All my coaches have advised me to drink plenty of water.
You are also a style icon for many. What’s your definition of style?
I do give a lot of importance to styling and fashion. It’s important to reflect whatever you are at that point in life. At this point, I am all about kalle kalle — cool, sassy and independent. I am singing Lat lag gayee and I will never be able to perform it in a gown, a salwar kameez or a chaniya choli.
Tell us about your fave fashion trends...
A crop top and cargos/loose fitness wear... like athleisure... it’s totally in. Athleisure is also the tone of Kalle kalle. Bodycon is in... I have been a fan of it in different times in my life. I love cut-out dresses, big long slits. Beyonce does that a lot. I am all for bold... and real.
Are there any fashion must-haves?
Mom jeans, especially for travel. It’s cool. Nude lipsticks, a nice sling purse that’s big enough for women to carry the essentials, such as wallet, lipstick, phone and so on. In footwear, mules and kitten heels. It gives you that on-point look and is comfy too. And I would say travel-size irons for my hair.
You are also a fitness enthusiast...
To me, fitness came from a very practical standpoint. I am a performer, not just a singer. For that I had to develop endurance and stamina.
I decided it was important to share this with my audience. It’s a lot more than just music. I want them to not only listen to my music but be a part of my life, my journey as a performer.
How did you get into fitness?
My ultimate goal is to put up a spectacle for the audience.

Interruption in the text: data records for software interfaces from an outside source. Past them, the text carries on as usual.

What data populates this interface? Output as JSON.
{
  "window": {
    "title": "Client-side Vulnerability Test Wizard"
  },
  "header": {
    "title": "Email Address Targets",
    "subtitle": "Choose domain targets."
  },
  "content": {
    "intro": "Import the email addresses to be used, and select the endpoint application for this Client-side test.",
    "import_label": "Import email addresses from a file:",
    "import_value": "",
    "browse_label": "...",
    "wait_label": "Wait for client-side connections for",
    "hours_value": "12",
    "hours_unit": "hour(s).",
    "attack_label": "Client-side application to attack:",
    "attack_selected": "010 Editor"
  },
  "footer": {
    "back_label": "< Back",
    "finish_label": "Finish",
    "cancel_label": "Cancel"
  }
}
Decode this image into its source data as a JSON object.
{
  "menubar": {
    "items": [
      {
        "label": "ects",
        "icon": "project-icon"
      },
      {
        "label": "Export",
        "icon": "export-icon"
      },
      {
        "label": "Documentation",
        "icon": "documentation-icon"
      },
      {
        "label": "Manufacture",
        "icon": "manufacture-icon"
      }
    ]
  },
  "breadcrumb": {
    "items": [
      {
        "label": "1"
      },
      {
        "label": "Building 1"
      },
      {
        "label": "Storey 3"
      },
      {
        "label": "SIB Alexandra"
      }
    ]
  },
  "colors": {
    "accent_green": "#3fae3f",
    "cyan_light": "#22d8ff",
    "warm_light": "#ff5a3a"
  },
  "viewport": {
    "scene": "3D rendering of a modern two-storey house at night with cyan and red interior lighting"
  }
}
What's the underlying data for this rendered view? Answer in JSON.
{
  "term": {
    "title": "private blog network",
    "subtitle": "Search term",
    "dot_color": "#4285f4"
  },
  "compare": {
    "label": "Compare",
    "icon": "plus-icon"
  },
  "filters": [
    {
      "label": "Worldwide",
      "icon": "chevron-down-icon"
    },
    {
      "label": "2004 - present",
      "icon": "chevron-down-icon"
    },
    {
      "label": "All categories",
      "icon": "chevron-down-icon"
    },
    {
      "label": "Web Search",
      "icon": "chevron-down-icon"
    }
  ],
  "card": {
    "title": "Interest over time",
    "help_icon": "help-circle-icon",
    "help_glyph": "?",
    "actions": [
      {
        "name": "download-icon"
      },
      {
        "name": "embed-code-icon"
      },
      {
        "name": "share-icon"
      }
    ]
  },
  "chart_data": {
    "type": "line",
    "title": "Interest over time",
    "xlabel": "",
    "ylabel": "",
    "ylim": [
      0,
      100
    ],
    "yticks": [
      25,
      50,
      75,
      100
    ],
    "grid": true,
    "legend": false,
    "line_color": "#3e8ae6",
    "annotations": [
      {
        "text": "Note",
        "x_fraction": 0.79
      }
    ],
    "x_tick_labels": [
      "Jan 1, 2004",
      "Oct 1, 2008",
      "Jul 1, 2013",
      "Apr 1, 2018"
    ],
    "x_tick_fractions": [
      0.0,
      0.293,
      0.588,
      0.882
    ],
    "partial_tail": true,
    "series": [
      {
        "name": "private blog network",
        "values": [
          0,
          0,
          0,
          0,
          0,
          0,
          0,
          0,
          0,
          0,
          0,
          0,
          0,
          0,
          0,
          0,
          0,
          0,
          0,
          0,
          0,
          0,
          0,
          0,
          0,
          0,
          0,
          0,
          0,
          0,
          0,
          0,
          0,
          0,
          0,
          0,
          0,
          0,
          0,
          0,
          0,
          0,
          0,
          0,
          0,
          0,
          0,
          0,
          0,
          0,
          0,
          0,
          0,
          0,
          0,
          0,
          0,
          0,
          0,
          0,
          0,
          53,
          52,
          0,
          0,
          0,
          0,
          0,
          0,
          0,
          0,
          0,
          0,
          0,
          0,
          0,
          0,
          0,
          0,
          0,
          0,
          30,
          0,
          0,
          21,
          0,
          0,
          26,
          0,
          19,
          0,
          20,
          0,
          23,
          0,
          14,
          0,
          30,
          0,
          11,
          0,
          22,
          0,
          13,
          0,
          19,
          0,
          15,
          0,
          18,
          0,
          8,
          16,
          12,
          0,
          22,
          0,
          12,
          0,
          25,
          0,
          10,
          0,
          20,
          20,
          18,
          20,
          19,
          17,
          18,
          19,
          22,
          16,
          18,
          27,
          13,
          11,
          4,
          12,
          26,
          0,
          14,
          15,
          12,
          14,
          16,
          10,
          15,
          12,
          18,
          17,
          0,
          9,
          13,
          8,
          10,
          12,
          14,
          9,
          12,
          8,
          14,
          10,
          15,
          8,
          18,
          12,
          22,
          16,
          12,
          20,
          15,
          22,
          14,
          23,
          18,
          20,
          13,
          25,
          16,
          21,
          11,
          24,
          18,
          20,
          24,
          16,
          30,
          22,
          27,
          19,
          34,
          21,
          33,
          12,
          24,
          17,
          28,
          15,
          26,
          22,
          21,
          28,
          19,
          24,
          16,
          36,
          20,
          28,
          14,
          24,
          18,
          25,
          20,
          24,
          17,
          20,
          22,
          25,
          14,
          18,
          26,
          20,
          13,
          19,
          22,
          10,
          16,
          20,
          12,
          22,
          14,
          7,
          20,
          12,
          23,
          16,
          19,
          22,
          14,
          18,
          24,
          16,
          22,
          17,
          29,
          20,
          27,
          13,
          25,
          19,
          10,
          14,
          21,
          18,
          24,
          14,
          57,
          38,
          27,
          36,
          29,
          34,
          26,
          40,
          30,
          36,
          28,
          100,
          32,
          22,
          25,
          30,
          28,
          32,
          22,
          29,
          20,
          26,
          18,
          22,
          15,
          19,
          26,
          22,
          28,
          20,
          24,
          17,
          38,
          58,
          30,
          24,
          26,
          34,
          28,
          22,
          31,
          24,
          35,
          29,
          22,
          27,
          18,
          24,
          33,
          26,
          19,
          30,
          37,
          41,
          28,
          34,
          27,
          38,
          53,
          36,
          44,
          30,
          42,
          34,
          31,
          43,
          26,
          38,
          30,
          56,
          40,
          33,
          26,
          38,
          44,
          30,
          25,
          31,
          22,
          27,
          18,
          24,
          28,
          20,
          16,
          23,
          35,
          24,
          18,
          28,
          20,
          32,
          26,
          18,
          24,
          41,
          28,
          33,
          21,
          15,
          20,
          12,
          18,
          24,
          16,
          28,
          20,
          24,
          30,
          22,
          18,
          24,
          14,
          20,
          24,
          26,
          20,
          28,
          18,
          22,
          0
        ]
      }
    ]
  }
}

I need to sustain my voice and energy for the duration of a show. I started running long distances first. I took part in half-marathons. Seeing my stamina, I decided to work on my muscles. I have to look hot and sexy on stage. I have to stay a certain size and shape. That is my carrot. And I am always running after that.
Can you share your workout regimen?
Now I have a trainer. He stopped me from running long distances because I was losing muscle mass. From being plumper five years back to being toned now, I have to do a lot of bodyweight training, a lot of cross-fit. Now I try to better my time in running.
What about your diet?
Rashi Chowdhary, my nutritionist, has changed my life. My relationship with food has changed. She took my Maharashtrian diet and eliminated small things... like milk as it was not agreeing with my body.
You are associated with Young Artiste 2020. What is it about?
Young Artiste is a very unique platform... it gives opportunities to the talented. The people who run Young Artiste have educational institutes to teach underprivileged kids.